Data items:
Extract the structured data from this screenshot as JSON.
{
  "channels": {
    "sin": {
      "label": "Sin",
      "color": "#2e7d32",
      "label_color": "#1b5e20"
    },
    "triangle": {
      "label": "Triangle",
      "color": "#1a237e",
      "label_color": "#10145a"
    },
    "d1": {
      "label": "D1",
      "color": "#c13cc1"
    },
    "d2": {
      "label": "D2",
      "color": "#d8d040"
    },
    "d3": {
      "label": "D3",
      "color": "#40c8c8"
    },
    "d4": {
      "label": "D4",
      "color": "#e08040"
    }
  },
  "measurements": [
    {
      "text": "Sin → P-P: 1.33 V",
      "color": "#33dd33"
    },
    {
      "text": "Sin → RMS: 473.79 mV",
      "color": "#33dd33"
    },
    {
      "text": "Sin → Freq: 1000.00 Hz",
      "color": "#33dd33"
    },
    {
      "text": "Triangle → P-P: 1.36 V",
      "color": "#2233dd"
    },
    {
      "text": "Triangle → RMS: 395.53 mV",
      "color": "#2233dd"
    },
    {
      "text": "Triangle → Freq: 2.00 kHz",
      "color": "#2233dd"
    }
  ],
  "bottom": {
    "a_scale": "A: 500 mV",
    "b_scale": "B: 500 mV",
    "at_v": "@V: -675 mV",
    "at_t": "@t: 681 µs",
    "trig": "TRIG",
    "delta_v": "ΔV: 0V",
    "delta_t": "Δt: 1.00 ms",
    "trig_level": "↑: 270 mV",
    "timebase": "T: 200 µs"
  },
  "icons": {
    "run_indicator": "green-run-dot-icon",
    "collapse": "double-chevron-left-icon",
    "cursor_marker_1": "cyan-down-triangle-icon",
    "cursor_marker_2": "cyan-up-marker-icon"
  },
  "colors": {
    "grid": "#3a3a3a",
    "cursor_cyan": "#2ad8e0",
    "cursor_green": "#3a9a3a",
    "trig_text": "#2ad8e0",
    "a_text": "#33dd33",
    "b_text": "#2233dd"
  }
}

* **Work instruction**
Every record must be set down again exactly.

* **Solution to the exercise**
Extract the structured data from this screenshot as JSON.
{
  "channels": {
    "sin": {
      "label": "Sin",
      "color": "#2e7d32",
      "label_color": "#1b5e20"
    },
    "triangle": {
      "label": "Triangle",
      "color": "#1a237e",
      "label_color": "#10145a"
    },
    "d1": {
      "label": "D1",
      "color": "#c13cc1"
    },
    "d2": {
      "label": "D2",
      "color": "#d8d040"
    },
    "d3": {
      "label": "D3",
      "color": "#40c8c8"
    },
    "d4": {
      "label": "D4",
      "color": "#e08040"
    }
  },
  "measurements": [
    {
      "text": "Sin → P-P: 1.33 V",
      "color": "#33dd33"
    },
    {
      "text": "Sin → RMS: 473.79 mV",
      "color": "#33dd33"
    },
    {
      "text": "Sin → Freq: 1000.00 Hz",
      "color": "#33dd33"
    },
    {
      "text": "Triangle → P-P: 1.36 V",
      "color": "#2233dd"
    },
    {
      "text": "Triangle → RMS: 395.53 mV",
      "color": "#2233dd"
    },
    {
      "text": "Triangle → Freq: 2.00 kHz",
      "color": "#2233dd"
    }
  ],
  "bottom": {
    "a_scale": "A: 500 mV",
    "b_scale": "B: 500 mV",
    "at_v": "@V: -675 mV",
    "at_t": "@t: 681 µs",
    "trig": "TRIG",
    "delta_v": "ΔV: 0V",
    "delta_t": "Δt: 1.00 ms",
    "trig_level": "↑: 270 mV",
    "timebase": "T: 200 µs"
  },
  "icons": {
    "run_indicator": "green-run-dot-icon",
    "collapse": "double-chevron-left-icon",
    "cursor_marker_1": "cyan-down-triangle-icon",
    "cursor_marker_2": "cyan-up-marker-icon"
  },
  "colors": {
    "grid": "#3a3a3a",
    "cursor_cyan": "#2ad8e0",
    "cursor_green": "#3a9a3a",
    "trig_text": "#2ad8e0",
    "a_text": "#33dd33",
    "b_text": "#2233dd"
  }
}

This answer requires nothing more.